- How much will it cost?
- Who will own it when it's done?
"The real purpose of this agreement will be to set forth the project in detail so that if there is a dispute between the parties, the contract will help settle that dispute because it would have been clarified up front," says Reice. "That agreement is protection for the consultant when the client says, 'You promised me X, Y, and Z by a certain date, and it was supposed to do the following functions, and it doesn't work, or it's not what I thought I was buying, or it's late.' A good consulting agreement allows that consultant to pick up that agreement and say, 'No, we agreed to A, B, and C, and that’s exactly what you got.'"
4. The Contract Should Spell Out Who Has Liability for What
As the president of an IT consulting company, Anderson is in the trenches when it comes to drafting IT consulting contracts. He says limiting your liability with clients is one of the most important components of any IT consulting contract.
"One of the largest sections in our contracts is limitation of liability," says Anderson. "It mainly covers releasing us from any liability if there is any data loss in the course of us performing any sort of service for a client."
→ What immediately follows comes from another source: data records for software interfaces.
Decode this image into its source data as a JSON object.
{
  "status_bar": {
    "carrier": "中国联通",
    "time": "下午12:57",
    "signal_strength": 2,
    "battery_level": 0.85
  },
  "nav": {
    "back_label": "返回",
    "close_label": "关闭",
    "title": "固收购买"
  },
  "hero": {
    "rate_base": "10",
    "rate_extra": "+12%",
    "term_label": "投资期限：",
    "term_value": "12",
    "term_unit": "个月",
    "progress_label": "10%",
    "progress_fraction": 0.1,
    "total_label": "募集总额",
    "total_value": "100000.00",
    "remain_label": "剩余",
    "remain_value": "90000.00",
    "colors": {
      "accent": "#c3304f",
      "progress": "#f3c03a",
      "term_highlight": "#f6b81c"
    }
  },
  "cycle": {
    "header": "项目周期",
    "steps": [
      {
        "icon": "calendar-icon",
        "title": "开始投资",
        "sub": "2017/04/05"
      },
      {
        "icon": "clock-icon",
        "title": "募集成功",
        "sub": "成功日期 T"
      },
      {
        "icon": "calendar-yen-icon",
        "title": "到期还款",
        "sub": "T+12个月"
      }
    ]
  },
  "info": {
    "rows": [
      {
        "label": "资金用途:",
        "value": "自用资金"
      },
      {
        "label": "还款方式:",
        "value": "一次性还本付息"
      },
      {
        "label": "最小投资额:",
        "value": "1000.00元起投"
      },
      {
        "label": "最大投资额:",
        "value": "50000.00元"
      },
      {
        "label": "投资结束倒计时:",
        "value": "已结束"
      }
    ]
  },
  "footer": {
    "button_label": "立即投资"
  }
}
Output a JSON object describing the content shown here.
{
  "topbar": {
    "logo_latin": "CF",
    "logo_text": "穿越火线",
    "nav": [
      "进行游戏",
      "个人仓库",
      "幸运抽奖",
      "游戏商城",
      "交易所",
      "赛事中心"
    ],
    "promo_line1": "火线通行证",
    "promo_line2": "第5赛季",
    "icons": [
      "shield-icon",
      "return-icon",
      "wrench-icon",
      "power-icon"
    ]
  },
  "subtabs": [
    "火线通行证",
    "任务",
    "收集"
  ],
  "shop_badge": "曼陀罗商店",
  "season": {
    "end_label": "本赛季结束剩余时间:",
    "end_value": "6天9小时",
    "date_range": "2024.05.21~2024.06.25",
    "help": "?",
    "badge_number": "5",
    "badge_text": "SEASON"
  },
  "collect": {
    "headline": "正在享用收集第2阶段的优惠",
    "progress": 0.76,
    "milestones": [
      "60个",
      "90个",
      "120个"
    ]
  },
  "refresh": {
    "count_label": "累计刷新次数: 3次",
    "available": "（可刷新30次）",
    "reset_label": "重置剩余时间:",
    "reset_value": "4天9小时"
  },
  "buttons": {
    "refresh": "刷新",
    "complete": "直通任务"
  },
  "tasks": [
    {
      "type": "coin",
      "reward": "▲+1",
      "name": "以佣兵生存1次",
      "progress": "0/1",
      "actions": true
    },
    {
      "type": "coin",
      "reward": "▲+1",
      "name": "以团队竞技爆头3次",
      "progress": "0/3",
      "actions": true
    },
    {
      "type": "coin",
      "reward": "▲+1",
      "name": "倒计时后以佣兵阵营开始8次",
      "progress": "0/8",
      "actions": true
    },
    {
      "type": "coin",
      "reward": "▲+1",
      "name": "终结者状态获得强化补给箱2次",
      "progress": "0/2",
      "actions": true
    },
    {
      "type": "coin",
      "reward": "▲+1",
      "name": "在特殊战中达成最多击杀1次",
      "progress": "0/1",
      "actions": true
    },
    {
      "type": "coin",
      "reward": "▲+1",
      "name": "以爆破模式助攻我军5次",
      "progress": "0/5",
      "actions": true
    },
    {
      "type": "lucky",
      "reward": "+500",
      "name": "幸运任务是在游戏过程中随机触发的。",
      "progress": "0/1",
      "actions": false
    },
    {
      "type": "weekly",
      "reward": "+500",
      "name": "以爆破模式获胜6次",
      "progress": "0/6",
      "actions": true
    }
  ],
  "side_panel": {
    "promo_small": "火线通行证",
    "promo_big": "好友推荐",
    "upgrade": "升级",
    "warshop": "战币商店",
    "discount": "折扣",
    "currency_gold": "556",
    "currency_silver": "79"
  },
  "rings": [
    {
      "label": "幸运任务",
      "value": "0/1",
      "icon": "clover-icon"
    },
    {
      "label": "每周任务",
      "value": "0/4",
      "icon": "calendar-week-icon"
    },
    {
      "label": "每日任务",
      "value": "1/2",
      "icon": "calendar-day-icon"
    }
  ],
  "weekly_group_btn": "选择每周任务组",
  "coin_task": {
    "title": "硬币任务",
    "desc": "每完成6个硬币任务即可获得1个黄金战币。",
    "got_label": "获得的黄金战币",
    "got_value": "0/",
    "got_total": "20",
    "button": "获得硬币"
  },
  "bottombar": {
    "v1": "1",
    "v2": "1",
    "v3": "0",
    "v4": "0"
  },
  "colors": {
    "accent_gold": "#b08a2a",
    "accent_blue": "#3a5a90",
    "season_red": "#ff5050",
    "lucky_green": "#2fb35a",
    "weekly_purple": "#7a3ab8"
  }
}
Anderson says he sometimes gets pushback on that from clients, but most clients are understanding once he clarifies why his company won't accept liability for data loss.
"We explain to our clients that we do our best to limit the danger of data loss and any sort of issue that may arise from moving data from one place to another," says Anderson. "However, we also explain that we can't be responsible for every possible outcome related to that data. We tell them that the amount of money we would have to charge to be liable for that data would exceed any amount that they would be willing to pay."
Anderson says that usually settles the matter.
Pro tip: Don't be afraid to protect your interests in contracts. Clients may push back, but it's important that you don't take on more liability than you need to. You also might want to purchase Errors and Omissions Insurance. If a client isn't satisfied with a project's outcome and sues, your insurance can help pay for your legal expenses. For more on that topic, read "What Is Contract Negligence?"
5. All Parties Must Sign the Dotted Line
You could spend hours, even days, refining and rewriting contracts. But what's more critical than having the perfect contract that covers every contingency is having a contract, period.
"The most important point, from my perspective, is to get the contract signed," says Jaskiewicz. "As a sign at Facebook's headquarters once read, 'Done is better than perfect.' That way you at least have something that you can use in court if necessary."
Sometimes IT consultants are hesitant to bring up the subject of contracts with clients, thinking it will put them off. But that couldn't be further from the truth, according to Anderson.
"Clients that we work with want us to have contracts," says Anderson. "If you go in there without a contract, or you don't go through the contract with your client, it's actually seen as negative."
If you're new to IT consulting or have avoided using contracts so far, we have some sample contracts you can use as a jumping-off point. If possible, have a lawyer help you draft a basic template that you can adapt as needed.
About the Contributors
Marshall Anderson is president of Tektonic, a managed service provider and IT consulting company based in Salt Lake City, Utah. He's been involved in the IT industry for more than 15 years and has expertise in IT outsourcing, network security, and improving businesses through technology.
As a member in the corporate law department of Spector Gadon & Rosen P.C., Stanley P. Jaskiewicz assists and advises privately-held and family-held businesses on a wide range of legal matters, including contracts law, secured lending and negotiated acquisitions, Internet and technology law, corporate governance, intellectual property, regulatory counseling, fine arts law, and foreign law.
Richard Reice, a partner at Hoguet Newman Regal & Kenney LLP, is an experienced labor and employment law counselor and litigator with both law firm and in-house counsel experience. He has considerable expertise in negotiating employment contracts, collective bargaining agreements – litigating employment discrimination and restrictive covenant / IP protection matters both locally and nationwide.